• Available data:
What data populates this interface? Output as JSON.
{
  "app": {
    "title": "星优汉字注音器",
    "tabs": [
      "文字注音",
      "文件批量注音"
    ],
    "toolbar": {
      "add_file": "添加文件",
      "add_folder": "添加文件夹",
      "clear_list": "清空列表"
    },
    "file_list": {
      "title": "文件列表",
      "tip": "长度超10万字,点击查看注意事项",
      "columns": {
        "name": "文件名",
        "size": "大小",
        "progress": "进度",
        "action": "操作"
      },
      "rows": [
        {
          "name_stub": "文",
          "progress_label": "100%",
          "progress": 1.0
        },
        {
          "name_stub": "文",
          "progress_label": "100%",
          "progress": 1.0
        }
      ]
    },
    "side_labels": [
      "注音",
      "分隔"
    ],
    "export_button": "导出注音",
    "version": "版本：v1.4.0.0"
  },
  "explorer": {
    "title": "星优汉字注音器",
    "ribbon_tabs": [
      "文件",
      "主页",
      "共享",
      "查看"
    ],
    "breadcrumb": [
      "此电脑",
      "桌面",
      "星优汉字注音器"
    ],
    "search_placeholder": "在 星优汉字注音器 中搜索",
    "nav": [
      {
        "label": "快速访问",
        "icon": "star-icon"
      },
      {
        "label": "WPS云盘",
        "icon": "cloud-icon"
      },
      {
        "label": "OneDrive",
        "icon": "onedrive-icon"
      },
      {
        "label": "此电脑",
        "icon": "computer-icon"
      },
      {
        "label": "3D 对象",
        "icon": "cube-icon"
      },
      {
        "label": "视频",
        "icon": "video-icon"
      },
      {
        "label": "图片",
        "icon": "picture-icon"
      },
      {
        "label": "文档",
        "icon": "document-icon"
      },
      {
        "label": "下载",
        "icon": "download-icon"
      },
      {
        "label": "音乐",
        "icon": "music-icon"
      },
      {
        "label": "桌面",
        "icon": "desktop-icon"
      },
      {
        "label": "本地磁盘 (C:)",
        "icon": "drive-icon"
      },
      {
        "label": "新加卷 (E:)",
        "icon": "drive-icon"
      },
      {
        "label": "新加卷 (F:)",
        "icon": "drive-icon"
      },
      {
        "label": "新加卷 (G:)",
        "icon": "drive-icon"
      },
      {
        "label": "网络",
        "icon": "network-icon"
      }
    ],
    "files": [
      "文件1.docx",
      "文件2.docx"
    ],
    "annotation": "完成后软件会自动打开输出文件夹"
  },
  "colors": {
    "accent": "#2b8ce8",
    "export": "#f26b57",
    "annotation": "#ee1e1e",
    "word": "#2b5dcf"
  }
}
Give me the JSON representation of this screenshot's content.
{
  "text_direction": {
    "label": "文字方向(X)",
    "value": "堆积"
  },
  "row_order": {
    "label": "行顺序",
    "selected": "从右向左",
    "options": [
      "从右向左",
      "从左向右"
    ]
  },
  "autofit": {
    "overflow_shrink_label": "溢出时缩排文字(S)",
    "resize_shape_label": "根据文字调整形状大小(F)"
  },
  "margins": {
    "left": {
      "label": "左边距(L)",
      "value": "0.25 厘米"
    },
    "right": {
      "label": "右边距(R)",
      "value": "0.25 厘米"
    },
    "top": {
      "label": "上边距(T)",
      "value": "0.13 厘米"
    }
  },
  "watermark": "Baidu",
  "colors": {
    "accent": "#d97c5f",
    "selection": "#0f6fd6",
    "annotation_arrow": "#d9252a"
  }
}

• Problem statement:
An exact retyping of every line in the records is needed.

• Written response:
What data populates this interface? Output as JSON.
{
  "app": {
    "title": "星优汉字注音器",
    "tabs": [
      "文字注音",
      "文件批量注音"
    ],
    "toolbar": {
      "add_file": "添加文件",
      "add_folder": "添加文件夹",
      "clear_list": "清空列表"
    },
    "file_list": {
      "title": "文件列表",
      "tip": "长度超10万字,点击查看注意事项",
      "columns": {
        "name": "文件名",
        "size": "大小",
        "progress": "进度",
        "action": "操作"
      },
      "rows": [
        {
          "name_stub": "文",
          "progress_label": "100%",
          "progress": 1.0
        },
        {
          "name_stub": "文",
          "progress_label": "100%",
          "progress": 1.0
        }
      ]
    },
    "side_labels": [
      "注音",
      "分隔"
    ],
    "export_button": "导出注音",
    "version": "版本：v1.4.0.0"
  },
  "explorer": {
    "title": "星优汉字注音器",
    "ribbon_tabs": [
      "文件",
      "主页",
      "共享",
      "查看"
    ],
    "breadcrumb": [
      "此电脑",
      "桌面",
      "星优汉字注音器"
    ],
    "search_placeholder": "在 星优汉字注音器 中搜索",
    "nav": [
      {
        "label": "快速访问",
        "icon": "star-icon"
      },
      {
        "label": "WPS云盘",
        "icon": "cloud-icon"
      },
      {
        "label": "OneDrive",
        "icon": "onedrive-icon"
      },
      {
        "label": "此电脑",
        "icon": "computer-icon"
      },
      {
        "label": "3D 对象",
        "icon": "cube-icon"
      },
      {
        "label": "视频",
        "icon": "video-icon"
      },
      {
        "label": "图片",
        "icon": "picture-icon"
      },
      {
        "label": "文档",
        "icon": "document-icon"
      },
      {
        "label": "下载",
        "icon": "download-icon"
      },
      {
        "label": "音乐",
        "icon": "music-icon"
      },
      {
        "label": "桌面",
        "icon": "desktop-icon"
      },
      {
        "label": "本地磁盘 (C:)",
        "icon": "drive-icon"
      },
      {
        "label": "新加卷 (E:)",
        "icon": "drive-icon"
      },
      {
        "label": "新加卷 (F:)",
        "icon": "drive-icon"
      },
      {
        "label": "新加卷 (G:)",
        "icon": "drive-icon"
      },
      {
        "label": "网络",
        "icon": "network-icon"
      }
    ],
    "files": [
      "文件1.docx",
      "文件2.docx"
    ],
    "annotation": "完成后软件会自动打开输出文件夹"
  },
  "colors": {
    "accent": "#2b8ce8",
    "export": "#f26b57",
    "annotation": "#ee1e1e",
    "word": "#2b5dcf"
  }
}
Give me the JSON representation of this screenshot's content.
{
  "text_direction": {
    "label": "文字方向(X)",
    "value": "堆积"
  },
  "row_order": {
    "label": "行顺序",
    "selected": "从右向左",
    "options": [
      "从右向左",
      "从左向右"
    ]
  },
  "autofit": {
    "overflow_shrink_label": "溢出时缩排文字(S)",
    "resize_shape_label": "根据文字调整形状大小(F)"
  },
  "margins": {
    "left": {
      "label": "左边距(L)",
      "value": "0.25 厘米"
    },
    "right": {
      "label": "右边距(R)",
      "value": "0.25 厘米"
    },
    "top": {
      "label": "上边距(T)",
      "value": "0.13 厘米"
    }
  },
  "watermark": "Baidu",
  "colors": {
    "accent": "#d97c5f",
    "selection": "#0f6fd6",
    "annotation_arrow": "#d9252a"
  }
}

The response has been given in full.